One of the best things you can do at home is to start your very own vegetable garden when it comes to sustainability. With hardships going on nowadays, especially with the pandemic going on, it won’t hurt to have a more affordable way of having produce.
Another advantage you’ll have when starting a vegetable garden at home is that the veggies you’ll grow won’t have that pesticide on them. Compared with regular, store-bought produce, homegrown vegetables are much healthier and safer to eat.
With that said, a vegetable garden is surely one of the best things to have. However, starting one may not be as easy as some people say. One of the biggest challenges for your garden is pests. Pests are some of the biggest reasons why crops fail. One common pest that comes to mind are aphids. Aphids, some of the peskiest insects around, can easily wreck your garden. Here are some tips that can help you with aphids:
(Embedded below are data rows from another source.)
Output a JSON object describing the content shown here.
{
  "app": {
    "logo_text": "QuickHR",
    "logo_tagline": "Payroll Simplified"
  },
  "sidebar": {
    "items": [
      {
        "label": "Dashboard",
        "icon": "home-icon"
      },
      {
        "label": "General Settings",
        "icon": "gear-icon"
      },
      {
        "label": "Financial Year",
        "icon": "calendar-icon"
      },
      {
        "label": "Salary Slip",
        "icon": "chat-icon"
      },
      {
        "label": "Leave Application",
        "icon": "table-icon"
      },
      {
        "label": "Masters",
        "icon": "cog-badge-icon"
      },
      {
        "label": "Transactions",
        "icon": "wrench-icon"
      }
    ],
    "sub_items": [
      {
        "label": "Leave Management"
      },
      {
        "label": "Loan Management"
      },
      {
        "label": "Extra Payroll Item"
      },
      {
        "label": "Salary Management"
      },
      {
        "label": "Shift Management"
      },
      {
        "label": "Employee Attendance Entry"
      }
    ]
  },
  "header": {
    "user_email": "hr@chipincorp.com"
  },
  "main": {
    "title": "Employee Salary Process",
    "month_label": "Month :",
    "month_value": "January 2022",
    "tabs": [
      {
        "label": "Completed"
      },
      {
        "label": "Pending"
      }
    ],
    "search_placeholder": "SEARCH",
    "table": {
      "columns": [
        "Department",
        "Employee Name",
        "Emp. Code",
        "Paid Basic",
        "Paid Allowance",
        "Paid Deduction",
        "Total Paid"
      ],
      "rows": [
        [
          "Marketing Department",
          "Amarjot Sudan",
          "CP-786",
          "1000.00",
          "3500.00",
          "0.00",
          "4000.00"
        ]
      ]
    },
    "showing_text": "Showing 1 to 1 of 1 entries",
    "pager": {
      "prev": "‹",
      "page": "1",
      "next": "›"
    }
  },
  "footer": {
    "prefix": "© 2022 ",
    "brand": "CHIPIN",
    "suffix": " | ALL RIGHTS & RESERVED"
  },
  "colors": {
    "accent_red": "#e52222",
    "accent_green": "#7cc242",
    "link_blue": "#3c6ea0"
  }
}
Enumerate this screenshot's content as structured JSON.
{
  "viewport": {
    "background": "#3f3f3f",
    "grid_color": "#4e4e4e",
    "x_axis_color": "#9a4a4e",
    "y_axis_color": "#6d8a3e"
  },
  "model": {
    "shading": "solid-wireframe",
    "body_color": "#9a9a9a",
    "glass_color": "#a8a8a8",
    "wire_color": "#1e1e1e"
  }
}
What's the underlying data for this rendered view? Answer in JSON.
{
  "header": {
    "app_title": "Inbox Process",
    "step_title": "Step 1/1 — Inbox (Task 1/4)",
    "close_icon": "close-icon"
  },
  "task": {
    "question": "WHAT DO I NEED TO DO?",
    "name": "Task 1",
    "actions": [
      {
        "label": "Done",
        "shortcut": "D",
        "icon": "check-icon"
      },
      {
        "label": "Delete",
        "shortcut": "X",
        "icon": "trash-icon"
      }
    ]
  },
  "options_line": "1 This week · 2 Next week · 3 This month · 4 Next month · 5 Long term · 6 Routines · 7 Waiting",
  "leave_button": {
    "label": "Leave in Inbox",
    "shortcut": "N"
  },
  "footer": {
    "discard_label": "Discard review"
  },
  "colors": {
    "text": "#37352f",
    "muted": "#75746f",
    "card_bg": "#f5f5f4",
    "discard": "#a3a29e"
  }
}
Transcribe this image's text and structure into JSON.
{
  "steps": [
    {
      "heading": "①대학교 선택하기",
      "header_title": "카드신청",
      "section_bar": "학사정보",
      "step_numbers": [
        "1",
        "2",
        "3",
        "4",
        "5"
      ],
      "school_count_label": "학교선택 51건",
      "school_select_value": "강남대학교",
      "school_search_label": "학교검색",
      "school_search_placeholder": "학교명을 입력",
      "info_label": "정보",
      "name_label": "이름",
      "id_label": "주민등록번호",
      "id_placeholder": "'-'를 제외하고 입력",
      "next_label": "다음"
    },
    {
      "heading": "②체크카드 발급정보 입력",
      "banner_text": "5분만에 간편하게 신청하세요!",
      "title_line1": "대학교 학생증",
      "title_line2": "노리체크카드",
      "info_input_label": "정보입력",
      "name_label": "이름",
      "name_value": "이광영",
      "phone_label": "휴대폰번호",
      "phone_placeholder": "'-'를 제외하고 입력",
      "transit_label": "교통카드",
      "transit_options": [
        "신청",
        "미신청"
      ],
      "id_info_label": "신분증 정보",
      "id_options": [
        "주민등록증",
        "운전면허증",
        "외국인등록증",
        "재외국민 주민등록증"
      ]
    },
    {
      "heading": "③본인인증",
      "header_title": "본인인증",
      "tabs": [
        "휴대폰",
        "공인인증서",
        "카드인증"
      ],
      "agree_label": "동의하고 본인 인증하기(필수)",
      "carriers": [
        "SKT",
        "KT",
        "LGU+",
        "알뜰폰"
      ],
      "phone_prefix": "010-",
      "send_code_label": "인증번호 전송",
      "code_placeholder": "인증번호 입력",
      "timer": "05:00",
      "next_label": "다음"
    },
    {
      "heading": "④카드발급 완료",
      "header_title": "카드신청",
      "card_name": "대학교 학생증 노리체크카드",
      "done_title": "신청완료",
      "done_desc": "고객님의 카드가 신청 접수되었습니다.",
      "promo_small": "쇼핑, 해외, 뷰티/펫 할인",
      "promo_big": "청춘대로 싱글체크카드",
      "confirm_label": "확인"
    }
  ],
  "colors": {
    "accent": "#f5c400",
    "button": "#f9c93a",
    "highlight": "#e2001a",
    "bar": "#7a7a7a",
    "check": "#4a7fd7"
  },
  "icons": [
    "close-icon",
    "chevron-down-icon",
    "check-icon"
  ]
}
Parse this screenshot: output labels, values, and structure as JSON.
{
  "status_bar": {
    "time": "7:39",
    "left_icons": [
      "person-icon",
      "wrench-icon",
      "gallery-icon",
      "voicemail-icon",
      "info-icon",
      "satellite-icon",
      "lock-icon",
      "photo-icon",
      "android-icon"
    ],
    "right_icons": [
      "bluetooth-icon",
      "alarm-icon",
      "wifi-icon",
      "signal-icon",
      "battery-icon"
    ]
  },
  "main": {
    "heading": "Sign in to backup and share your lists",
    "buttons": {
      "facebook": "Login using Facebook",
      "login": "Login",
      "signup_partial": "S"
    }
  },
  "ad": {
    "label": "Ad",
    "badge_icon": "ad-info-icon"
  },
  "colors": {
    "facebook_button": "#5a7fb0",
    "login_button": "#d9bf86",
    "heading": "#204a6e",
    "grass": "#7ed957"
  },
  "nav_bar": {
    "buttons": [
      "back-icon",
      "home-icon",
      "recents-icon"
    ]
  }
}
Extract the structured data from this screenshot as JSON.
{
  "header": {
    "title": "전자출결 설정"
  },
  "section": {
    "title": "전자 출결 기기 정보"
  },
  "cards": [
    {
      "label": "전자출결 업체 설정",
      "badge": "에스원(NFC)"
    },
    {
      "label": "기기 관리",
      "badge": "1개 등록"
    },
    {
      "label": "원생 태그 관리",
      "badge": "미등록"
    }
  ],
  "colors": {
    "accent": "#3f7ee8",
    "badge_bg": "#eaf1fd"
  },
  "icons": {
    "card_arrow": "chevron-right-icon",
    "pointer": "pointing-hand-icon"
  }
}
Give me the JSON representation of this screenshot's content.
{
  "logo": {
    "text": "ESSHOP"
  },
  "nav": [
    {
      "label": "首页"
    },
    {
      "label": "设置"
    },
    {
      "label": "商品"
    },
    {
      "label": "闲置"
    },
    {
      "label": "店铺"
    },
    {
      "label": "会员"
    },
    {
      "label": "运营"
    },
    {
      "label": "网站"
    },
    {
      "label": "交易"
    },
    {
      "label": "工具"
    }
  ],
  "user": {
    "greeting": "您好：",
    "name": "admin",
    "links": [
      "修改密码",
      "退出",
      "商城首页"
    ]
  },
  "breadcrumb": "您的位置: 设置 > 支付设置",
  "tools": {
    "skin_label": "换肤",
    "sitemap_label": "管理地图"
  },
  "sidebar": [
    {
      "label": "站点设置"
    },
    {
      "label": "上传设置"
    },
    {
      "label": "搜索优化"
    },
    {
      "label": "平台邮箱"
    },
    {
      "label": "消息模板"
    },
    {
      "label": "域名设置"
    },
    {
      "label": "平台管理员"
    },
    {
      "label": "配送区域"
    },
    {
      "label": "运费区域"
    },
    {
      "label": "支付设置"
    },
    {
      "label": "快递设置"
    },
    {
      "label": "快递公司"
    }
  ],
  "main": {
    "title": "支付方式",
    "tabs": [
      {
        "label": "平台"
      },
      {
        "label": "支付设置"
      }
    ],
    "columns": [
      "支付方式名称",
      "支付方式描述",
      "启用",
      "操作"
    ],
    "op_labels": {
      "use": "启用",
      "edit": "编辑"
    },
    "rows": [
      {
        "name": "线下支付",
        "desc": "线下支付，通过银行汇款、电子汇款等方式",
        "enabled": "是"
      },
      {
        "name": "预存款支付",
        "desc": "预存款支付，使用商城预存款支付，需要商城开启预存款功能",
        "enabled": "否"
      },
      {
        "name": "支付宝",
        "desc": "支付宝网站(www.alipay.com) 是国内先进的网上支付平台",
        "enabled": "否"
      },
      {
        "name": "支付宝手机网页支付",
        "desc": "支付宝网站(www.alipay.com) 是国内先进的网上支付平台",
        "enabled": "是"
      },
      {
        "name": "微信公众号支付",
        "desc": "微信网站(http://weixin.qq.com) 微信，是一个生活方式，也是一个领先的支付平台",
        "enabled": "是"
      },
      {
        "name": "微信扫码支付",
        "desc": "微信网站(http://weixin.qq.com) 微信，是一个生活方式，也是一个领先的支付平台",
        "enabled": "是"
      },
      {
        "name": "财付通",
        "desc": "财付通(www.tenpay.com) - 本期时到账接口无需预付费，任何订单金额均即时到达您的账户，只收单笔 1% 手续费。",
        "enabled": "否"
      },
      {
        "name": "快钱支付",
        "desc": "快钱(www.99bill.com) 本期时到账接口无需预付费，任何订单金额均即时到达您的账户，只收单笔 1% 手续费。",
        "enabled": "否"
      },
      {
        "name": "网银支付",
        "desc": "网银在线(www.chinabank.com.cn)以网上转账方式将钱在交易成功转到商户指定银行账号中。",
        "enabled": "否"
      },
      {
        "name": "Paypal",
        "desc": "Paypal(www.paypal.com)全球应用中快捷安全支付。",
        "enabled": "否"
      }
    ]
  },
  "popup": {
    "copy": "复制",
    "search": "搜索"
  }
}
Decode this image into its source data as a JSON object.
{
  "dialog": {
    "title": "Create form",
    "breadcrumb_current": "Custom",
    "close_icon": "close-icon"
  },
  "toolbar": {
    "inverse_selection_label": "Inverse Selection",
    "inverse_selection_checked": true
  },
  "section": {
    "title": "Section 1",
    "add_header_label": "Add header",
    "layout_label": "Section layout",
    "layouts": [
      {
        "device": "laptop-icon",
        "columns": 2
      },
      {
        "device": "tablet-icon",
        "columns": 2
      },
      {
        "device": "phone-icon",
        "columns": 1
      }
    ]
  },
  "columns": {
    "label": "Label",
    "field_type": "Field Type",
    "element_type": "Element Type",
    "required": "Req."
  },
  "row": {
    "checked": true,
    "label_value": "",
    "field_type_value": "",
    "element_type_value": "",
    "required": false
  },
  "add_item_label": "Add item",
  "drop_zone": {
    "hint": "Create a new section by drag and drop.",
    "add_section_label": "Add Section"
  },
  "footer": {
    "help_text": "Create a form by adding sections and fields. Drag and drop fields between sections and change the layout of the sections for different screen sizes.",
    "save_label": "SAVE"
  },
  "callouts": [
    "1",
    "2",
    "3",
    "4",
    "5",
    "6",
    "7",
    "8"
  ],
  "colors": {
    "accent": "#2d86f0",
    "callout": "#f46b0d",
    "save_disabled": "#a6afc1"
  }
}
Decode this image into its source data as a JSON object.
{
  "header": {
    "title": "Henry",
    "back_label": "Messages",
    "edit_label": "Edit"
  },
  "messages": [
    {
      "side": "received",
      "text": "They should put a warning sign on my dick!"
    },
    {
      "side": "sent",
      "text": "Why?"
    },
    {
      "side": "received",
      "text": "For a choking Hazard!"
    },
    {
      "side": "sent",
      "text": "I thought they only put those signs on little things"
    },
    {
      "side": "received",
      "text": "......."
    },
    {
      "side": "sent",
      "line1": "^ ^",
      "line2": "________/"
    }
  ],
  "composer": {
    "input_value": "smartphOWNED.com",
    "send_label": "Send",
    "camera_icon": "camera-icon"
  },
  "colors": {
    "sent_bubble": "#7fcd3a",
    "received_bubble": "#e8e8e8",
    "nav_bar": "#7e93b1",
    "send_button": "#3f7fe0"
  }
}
Aphids are small, soft-bodied insects that you can commonly find on small shrubs and trees. It’s rare to find solitary aphids since they’re mostly social insects. This fact means that aphids usually appear in colonies.
Aphids can come in several colors: white, green, orange, black, pink, brown, etc. Although some of these insects are wingless, some forms come out during certain seasons that have wings. These insects also have stylets, a long tube-like tongue that the insect uses to suck in plant sap.
Some varieties have fluffy-like wool on them. These aphids are called wooly aphids and are some of the most common pests around. All aphids love eating plant sap. Once an aphid colony destroys a plant, they multiply and transfer to other plants nearby. This behavior is what makes aphids so harmful to homegrown gardens and even commercial orchards.
As mentioned above, aphids suck plant sap and grow into colonies and, if left unchecked, will transfer from plant to plant. Another way that aphids damage your plants is by producing honeydew.
This sweet substance often leads to fungal growth and sooty mold, a plant disease that destroys plant’s leaves. Sooty mold is often characterized by black pigmentations and weakness on leaves.
The honeydew produced by aphids also attracts ants to your plants. Although ants might be harmless, these ants form a symbiotic relationship with aphids. What happens is that these ants herd the aphids and harvest the honeydew. In return, the ants protect the aphids from predators. If the ants don’t eat the honeydew, they’ll also feed on your plants.
There is no redeeming quality when it comes to aphids. They aren’t beneficial pollinators, so there’s no reason why you should allow them in your garden. With that said, here are some tips on removing aphids from your garden. You can find out more on Gardener’s Path on how to remove these pests.
When your plants are healthy, they often produce natural pesticides that help ward off insects, including aphids. If a plant is weak or is suffering from disease, it loses that ability to produce its own pesticide, therefore inviting in pests.
Make sure to properly take care of your plants by providing proper circulation and adequate water. If you suspect a plant is already dying and beyond saving, the only option is to remove it from your patch. Remember, it only takes one plant for an army of aphids to colonize your garden.
Avoid nasty commercially-produced pesticides in your garden by making a safer, DIY version of pesticides. All you need is a spray bottle, a mild liquid detergent, and water. Mix them all for a soapy solution inside the bottle. Spray the solution directly on aphids and problematic areas of the plant.
There are also other DIY pesticides you can use that pack a punch for pests. You can mix in neem or vegetable oil to your soapy solution. You can also use a mixture of water and chopped garlic cloves or a mixture of water and red hot chili as a pesticide.
One of the best ways to counter nature is by using nature itself. When you want to get rid of pests such as aphids the natural way, introduce their natural predators inside your garden. One popular predator is the Ladybug. Ladybugs might look pretty and cute, but in reality, they’re voracious aphid-predators.
One adult ladybug can eat up to 25 aphids a day. Larval forms or Aphid lions of ladybugs are even hungrier, consuming up to three times more than mature ones. Another predator you may want help from are birds. You can attract birds by placing bird feeders near your garden. Other beneficial predators you can introduce into your garden are braconid wasps and lacewing larvae.
There are also certain plants that aphids hate. You can use plants such as nasturtiums, dill, and fennel in your gardens to ward off aphids. These insects hate the aroma of these plants.
Starting a garden is one of the most productive things to do during the pandemic. Not only can it provide fresh and clean vegetables to eat, but you’ll also enjoy the physical and mental benefits of starting a garden. Of course, don’t let pests such as aphids destroy all your hard work. The tips mentioned above are just some ways to help you remove aphids from your garden.